Parents, have you ever thought to yourself, “When will I be able to share my love of bizarre, gory sci-fi horror b-movies with my child?” Has your kid ever picked up David Lubar’s “Campfire Weenies” series and said, “Man, it just ISN’T WEIRD ENOUGH!” Does your tween love Stranger Things but wish it had a lot more “WHAT THE FUCK?”
My friends, do I have the book for you!
I’m a huge fan of Nathan Hale’s “Nathan Hale’s Hazardous Tales” series, which is a graphic nonfiction series about American History. It covers mostly war-related stuff, especially getting into how technology has changed warfare, but it also covers The Donner Party, The Alamo, and an AMAZING biography of Harriet Tubman with a cover that looks like a Tarantino biopic and includes a mini-comic about Frederick Douglas beating the shit out of four racist sailors single-handedly so in other words it sort of IS a Tarantino bio pic, but for kids. Recently he has strayed from recounting history into science fiction. I haven’t picked up One Trick Pony but it was well-reviewed.
A friend works at Amulet and gave me a ton of ARCs to give out for summer reading prizes, and she pulled this out and told me “THIS WAS TERRIFYING AND GAVE ME NIGHTMARES” as if I WOULDN’T want to read a children’s graphic novel horror set in a taco shop. I had to move it to the top of my reading list!
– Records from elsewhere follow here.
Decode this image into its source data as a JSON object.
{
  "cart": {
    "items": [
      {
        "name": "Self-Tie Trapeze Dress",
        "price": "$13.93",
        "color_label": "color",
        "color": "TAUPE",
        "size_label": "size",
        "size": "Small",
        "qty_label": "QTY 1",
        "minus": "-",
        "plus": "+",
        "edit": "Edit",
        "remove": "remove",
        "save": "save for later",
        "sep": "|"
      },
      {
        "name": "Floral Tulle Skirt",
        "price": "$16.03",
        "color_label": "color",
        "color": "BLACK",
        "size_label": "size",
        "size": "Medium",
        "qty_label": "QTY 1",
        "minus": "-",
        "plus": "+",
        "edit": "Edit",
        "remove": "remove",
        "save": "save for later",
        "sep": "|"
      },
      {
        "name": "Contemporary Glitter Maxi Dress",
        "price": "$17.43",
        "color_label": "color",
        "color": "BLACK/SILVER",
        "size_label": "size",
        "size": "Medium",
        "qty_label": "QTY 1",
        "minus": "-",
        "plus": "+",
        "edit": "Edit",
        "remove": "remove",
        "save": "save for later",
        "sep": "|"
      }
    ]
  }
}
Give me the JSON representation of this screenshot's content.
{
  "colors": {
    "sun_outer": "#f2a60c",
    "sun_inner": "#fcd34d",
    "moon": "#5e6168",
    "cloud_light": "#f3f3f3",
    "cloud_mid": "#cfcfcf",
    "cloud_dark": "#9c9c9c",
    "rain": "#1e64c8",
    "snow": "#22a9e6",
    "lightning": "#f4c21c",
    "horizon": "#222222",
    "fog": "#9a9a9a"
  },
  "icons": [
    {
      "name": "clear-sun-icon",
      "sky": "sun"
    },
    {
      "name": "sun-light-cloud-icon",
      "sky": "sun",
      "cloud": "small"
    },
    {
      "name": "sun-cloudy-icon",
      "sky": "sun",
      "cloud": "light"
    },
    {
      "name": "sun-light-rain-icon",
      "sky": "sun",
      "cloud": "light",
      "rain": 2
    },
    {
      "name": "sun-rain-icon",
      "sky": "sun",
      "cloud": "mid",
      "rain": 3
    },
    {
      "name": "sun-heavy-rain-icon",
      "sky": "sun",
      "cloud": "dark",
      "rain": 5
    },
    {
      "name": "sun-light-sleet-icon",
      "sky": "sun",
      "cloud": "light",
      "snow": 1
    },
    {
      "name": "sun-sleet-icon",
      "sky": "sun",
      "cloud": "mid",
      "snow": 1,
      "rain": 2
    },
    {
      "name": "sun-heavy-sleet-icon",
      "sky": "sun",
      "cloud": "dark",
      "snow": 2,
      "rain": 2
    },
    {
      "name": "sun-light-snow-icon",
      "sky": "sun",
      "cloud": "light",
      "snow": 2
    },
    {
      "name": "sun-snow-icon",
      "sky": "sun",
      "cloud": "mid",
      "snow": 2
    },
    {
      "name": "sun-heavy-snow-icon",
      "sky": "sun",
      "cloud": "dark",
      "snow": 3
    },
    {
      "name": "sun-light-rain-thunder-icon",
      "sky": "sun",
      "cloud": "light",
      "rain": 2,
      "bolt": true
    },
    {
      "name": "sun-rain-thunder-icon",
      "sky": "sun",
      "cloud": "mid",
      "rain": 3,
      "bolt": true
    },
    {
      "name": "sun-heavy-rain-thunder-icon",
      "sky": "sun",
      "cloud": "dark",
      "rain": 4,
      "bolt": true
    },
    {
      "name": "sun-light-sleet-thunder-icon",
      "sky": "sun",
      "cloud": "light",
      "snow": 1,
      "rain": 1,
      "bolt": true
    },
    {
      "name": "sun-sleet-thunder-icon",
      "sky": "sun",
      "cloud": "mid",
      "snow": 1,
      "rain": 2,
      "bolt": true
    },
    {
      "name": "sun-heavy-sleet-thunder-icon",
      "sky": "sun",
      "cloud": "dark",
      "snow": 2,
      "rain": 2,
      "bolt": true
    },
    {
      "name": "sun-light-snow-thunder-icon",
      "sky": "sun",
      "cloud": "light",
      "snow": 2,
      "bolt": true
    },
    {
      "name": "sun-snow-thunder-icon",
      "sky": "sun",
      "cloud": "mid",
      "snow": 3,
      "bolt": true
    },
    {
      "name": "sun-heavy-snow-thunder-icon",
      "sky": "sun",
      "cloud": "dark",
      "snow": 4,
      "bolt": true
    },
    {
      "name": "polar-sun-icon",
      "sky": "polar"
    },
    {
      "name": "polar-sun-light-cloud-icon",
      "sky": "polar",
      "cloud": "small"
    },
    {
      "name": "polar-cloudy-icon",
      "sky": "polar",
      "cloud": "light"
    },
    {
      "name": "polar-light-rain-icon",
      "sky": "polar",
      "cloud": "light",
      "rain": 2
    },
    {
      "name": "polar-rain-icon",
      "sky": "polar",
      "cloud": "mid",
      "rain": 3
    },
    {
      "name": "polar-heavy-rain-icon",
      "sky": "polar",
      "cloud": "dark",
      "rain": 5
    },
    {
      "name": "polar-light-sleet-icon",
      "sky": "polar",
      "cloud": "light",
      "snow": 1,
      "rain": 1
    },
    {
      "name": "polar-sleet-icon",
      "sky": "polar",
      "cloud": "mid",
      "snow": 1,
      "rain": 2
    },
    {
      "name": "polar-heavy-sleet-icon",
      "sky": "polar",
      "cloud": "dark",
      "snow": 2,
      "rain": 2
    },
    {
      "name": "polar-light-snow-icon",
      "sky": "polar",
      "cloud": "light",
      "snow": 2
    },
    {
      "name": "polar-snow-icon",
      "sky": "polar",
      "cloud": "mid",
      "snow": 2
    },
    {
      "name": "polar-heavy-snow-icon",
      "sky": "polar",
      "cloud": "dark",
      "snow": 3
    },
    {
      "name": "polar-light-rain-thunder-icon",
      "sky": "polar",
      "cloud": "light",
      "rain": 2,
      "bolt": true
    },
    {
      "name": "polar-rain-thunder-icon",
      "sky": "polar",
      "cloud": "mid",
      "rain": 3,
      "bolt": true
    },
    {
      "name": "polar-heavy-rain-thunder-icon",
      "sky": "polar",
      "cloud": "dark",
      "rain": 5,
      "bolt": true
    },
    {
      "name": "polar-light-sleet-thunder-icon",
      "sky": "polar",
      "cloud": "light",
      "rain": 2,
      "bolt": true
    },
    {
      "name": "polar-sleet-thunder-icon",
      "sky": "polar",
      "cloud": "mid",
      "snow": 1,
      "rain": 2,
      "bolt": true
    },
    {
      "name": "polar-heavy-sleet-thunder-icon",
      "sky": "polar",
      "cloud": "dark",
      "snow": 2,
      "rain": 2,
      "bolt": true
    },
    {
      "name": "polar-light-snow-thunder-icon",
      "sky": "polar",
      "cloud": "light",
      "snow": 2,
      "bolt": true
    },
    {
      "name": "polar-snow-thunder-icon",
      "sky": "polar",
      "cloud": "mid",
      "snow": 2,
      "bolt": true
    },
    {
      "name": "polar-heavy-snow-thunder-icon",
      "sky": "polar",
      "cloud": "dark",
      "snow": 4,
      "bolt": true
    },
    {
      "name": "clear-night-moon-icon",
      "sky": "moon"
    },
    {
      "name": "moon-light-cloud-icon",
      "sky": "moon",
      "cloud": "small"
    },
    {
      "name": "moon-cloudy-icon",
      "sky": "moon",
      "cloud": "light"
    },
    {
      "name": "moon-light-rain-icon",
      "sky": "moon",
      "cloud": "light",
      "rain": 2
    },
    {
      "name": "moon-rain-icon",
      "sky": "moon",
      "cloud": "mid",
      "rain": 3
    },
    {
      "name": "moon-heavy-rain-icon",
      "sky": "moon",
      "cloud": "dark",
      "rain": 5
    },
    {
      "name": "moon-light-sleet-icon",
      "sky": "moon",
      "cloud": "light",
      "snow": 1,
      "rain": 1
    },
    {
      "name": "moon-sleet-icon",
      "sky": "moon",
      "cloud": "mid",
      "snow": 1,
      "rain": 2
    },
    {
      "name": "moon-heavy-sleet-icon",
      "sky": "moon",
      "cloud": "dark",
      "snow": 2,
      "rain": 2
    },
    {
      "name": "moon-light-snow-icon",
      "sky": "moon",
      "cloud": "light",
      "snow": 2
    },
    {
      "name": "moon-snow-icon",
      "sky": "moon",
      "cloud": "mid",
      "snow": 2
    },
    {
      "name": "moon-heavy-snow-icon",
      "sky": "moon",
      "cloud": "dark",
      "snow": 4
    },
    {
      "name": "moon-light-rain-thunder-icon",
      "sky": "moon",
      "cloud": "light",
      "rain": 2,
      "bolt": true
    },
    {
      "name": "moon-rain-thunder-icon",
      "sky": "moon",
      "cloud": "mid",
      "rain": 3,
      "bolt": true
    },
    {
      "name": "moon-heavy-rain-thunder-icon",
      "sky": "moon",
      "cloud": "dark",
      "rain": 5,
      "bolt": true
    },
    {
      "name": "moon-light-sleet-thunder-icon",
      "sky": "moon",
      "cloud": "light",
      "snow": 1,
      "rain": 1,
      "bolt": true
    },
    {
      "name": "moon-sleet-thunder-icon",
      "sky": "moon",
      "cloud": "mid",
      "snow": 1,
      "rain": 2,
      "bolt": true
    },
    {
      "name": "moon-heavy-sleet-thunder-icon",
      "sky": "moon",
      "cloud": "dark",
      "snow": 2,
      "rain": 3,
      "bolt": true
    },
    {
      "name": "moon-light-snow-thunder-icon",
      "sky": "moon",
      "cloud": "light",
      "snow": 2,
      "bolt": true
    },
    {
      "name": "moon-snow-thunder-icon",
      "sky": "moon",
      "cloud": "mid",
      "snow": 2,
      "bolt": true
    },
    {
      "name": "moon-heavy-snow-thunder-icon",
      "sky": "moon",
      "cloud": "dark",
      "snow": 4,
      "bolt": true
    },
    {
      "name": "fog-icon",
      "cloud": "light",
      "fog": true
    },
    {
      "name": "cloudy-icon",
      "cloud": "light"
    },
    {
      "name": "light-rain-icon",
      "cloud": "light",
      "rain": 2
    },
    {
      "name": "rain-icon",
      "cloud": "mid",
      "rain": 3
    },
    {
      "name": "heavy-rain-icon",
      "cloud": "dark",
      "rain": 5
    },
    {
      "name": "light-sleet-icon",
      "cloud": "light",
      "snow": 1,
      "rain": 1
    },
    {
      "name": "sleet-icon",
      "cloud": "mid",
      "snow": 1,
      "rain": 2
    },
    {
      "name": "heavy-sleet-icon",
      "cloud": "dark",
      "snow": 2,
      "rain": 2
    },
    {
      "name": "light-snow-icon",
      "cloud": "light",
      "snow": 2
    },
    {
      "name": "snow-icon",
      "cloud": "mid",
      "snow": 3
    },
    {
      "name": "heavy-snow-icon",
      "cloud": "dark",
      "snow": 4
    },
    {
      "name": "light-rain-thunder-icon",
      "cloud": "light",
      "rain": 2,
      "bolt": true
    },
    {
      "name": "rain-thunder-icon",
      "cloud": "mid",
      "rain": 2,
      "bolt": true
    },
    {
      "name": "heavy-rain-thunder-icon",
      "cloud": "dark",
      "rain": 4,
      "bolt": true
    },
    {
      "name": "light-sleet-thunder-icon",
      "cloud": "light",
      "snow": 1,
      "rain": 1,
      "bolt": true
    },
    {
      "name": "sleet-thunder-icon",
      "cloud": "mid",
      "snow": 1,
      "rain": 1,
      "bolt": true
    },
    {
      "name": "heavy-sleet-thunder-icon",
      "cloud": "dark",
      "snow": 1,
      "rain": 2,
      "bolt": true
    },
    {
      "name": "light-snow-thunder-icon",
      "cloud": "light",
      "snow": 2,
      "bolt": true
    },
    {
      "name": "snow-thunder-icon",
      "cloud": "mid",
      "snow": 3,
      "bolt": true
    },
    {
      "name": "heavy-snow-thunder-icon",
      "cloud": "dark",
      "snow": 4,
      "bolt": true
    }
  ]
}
The story opens at a high-school lock-in for the drama club, where they are aiming to finish the sets and lights for their upcoming production of Brigadoon in the wee hours. The drama teacher has her two middle-school kids in tow, and she sends them out with one of her seniors for a food run around midnight. They wind up at Taco Bear, a fast-food eatery, and while it does appear to be one of the few spots open, things seem a little weird as they pull thru the drive-thru. They leave with their tacos and nachos, but before they can get back to the school, the tacos begin transforming into tentacled monsters! And when they escape back to the school, they find themselves at a sort of shadow-version of the middle school, where rehearsal is still going on — and they are even there, a part of it! But the copies of themselves and the school are terribly off — and terribly monstrous.
That’s about all I feel like going into because I truly feel one has to experience this book for themselves to fully appreciate it. I did not grow up a fan of B-movie horror, so I actually don’t know much about it. But this book struck me as the perfect primer for that sort of thing (and reading reviews after pretty much confirmed that theory). Hale has somehow managed to create a super-disgusting, mind-bogglingly weird horror that is also tween friendly. Don’t get me wrong – it’s for a very specific type of kid. The type with a strong stomach and twisted sense of humor. Not your casual Goosebumps fan, dear reader. It features human teeth and cannibalism, animated human limbs, and a lot of gross mysterious waxy goo. But it’s also pretty funny.
I think it’s pretty great, but I also really like weird books. If you and/or your kid also like weird books with a horror bend, definitely pick this one up! I am not sure if fans of Hale’s historical series will automatically like it, though. It’s VERY different, other than his distinctive art stylings.